Friday, July 25, 2008

When it's hot!

When it’s hot, it’s HOT. Without power it can be beyond miserable!

Okay, so what does being hot have to do with preparedness? Nothing if you live north of Alaska. But just in case there are a few problems accompanying the “hot,” let’s talk for a minute or two.

Heat can be as dangerous as cold when it comes to extremes. If you have an infant, someone who is confined to bed or a wheel chair or someone who is elderly and not able to get around or care for themselves, extreme heat can be deadly. Or if you are like me and become dysfunctional and wilt when it gets above 75°, heat can be a problem!

Heat stroke and heat exhaustion can turn an uncomfortable situation into a disaster.

When you combine extreme heat with a long-term power outage flashing red lights will really start to go off, (battery powered of course). Warning – Problems, even severe problems, are at your doorstep.

In planning ahead and trying to think of things that might work – without power- let me suggest a few “old-fashioned” remedies. Keep in mind there most likely will not be ice, ice cubes, slushes, or fans, let alone air conditioners to solve the situation. Even when power starts to come back on you are usually requested by the authorities to use bare minimum amounts of electricity sometimes for an extended time period. This most likely would mean essential power only, not air conditioning, until the electrical grid can get back up to normal distribution capacity.

Old-fashioned means using no electrical power at all!

Staying out of the sun as much as possible is a good rule to follow. Sunburns are painful and the pain is intensified with extreme heat. A rule of thumb to follow with children is to limit exertion and exposure to sun. That could mean having to put forth the effort to come up with “quiet-games,” or quiet activities. This, of course is without videos, TV or computers. Now is the time to think ahead and create a stash of age-appropriate games, puzzles, crayons, books, and what ever you can come up with such as craft supplies. These should be not only for “children,” but for all members of your household. If you are not dealing with on going storms, floods or other trauma – just long-term power outages and heat will try your patience. The days will be long and exhausting, and the nights most likely will be long and exhausting as well. But please don’t take it lightly; there could be serious consequences.

Make sure you have soothing lotions and burn relief in your first-aid kit,

Frequently soaking ones hands and wrists or feet in bowls of water will help.
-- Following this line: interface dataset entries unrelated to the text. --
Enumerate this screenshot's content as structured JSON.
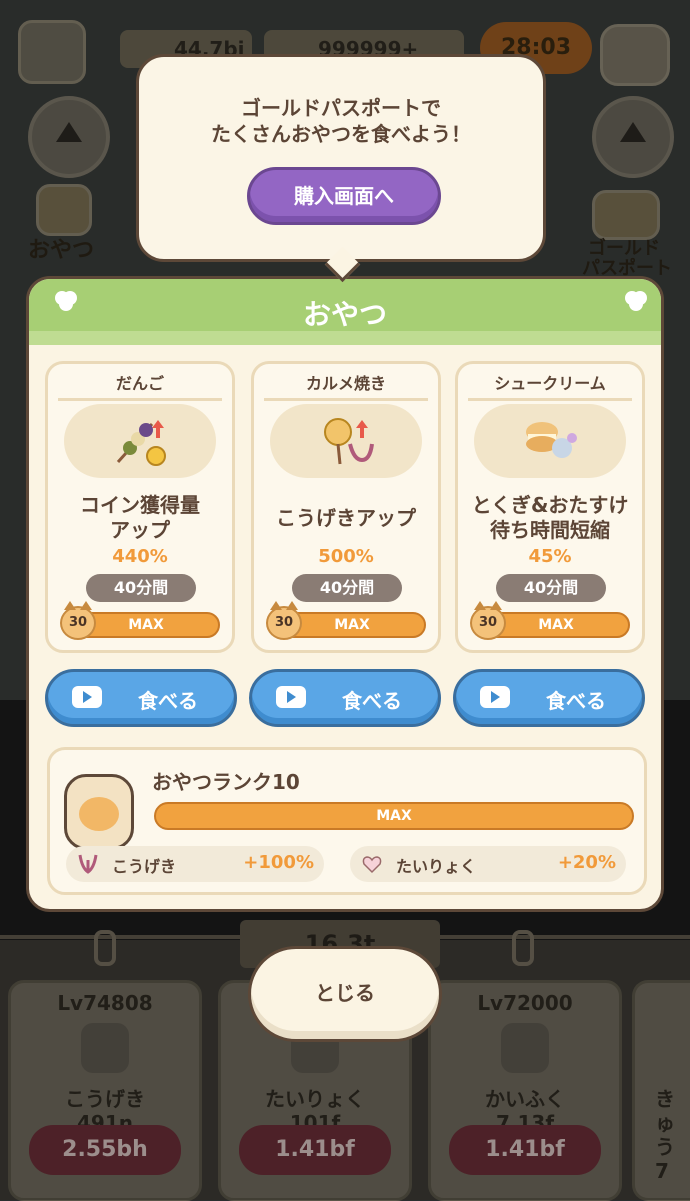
{
  "hud": {
    "coins": "44.7bi",
    "gems": "999999+",
    "timer": "28:03"
  },
  "side": {
    "left_label": "おやつ",
    "right_label_1": "ゴールド",
    "right_label_2": "パスポート"
  },
  "tooltip": {
    "line1": "ゴールドパスポートで",
    "line2": "たくさんおやつを食べよう！",
    "button": "購入画面へ"
  },
  "panel": {
    "title": "おやつ",
    "snacks": [
      {
        "name": "だんご",
        "effect_line1": "コイン獲得量",
        "effect_line2": "アップ",
        "value": "440%",
        "duration": "40分間",
        "level": "30",
        "status": "MAX",
        "button": "食べる"
      },
      {
        "name": "カルメ焼き",
        "effect_line1": "こうげきアップ",
        "effect_line2": "",
        "value": "500%",
        "duration": "40分間",
        "level": "30",
        "status": "MAX",
        "button": "食べる"
      },
      {
        "name": "シュークリーム",
        "effect_line1": "とくぎ&おたすけ",
        "effect_line2": "待ち時間短縮",
        "value": "45%",
        "duration": "40分間",
        "level": "30",
        "status": "MAX",
        "button": "食べる"
      }
    ],
    "rank": {
      "title": "おやつランク10",
      "status": "MAX",
      "bonuses": [
        {
          "label": "こうげき",
          "value": "+100%"
        },
        {
          "label": "たいりょく",
          "value": "+20%"
        }
      ]
    }
  },
  "close_button": "とじる",
  "upgrades": {
    "ribbon": "16.3t",
    "cards": [
      {
        "level": "Lv74808",
        "name": "こうげき",
        "amount": "491n",
        "price": "2.55bh"
      },
      {
        "level": "",
        "name": "たいりょく",
        "amount": "101f",
        "price": "1.41bf"
      },
      {
        "level": "Lv72000",
        "name": "かいふく",
        "amount": "7.13f",
        "price": "1.41bf"
      },
      {
        "level": "",
        "name": "きゅう",
        "amount": "7",
        "price": ""
      }
    ]
  },
  "colors": {
    "panel_header": "#a7cf74",
    "accent_orange": "#f19a3a",
    "eat_button": "#5aa6e6",
    "buy_button": "#9366c4",
    "text_brown": "#5c4536"
  }
}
If water is rationed or in very short supply, keep the bowl of water and reuse it for more cooling.

Another alternative is frequently “sponging” yourself or a child or the person in your care with water. Even tepid water will bring relief.

Draping wet towels or cloths around the neck and letting them hang there while the water evaporates will help cool you. Repeat, keeping the cloth or towel wet. This is one of those times when care of yourself is more important than appearance or “being cool.”

Drink lots of water, NOT sugary soft drinks. Juice crystals, such as lemonade, are a good thing to have on hand. Even if there is no ice for the water, it can be a thirst quenching change.

Creating hand fans with folded sturdy paper, or using sheets of paper or what ever that can be hand held. Thick magazines, etc. get very heavy, very quickly is someone is frail or not feeling well. (Remember, heat exhaustion makes you feel sick.) Besides, with the perspiration from hands print ink will smear onto skin.

Eat lightly and don’t exert yourself by attempting to cook or warm foods. Now this may seem like a redundancy to some of you, but to others who think there is only one way to fix “meals” and that is to “cook,” this could prove to be an “Ah Ha” moment. (You can always tell the spouse or teen agers, "Barbara says." )

CAUTION: If heat is combined with thunder and lightening, playing in puddles definitely is NOT a way to cool off. This should not be taken lightly or something we assume everyone knows. Children need to be told over and over what not to do, and why, when it is something they want to do.

Keep all chocolate as cool as possible or be prepared to lick fingers constantly while trying to hold it and eat fast.

Part of the preparedness principles in dealing with extreme heat may just be a few reminders, and making sure you have a bucket or bowl big enough to fit feet in

Join the Neighborhood Newsletter . . . Subscriptions are free and joining is easy. Just by signing up and maintaining your subscription to receive the yourLDSneighborhood newsletter, you become eligible for our "Thank You" prizes. Our dozens of giveaways range from a trip for two to China, to iPods® (each with a $50 gift certificate for LDS music), cruises, and more.Learn about our amazing monthly, quarterly, and annual giveaways by clicking here.

Return to the Neighborhood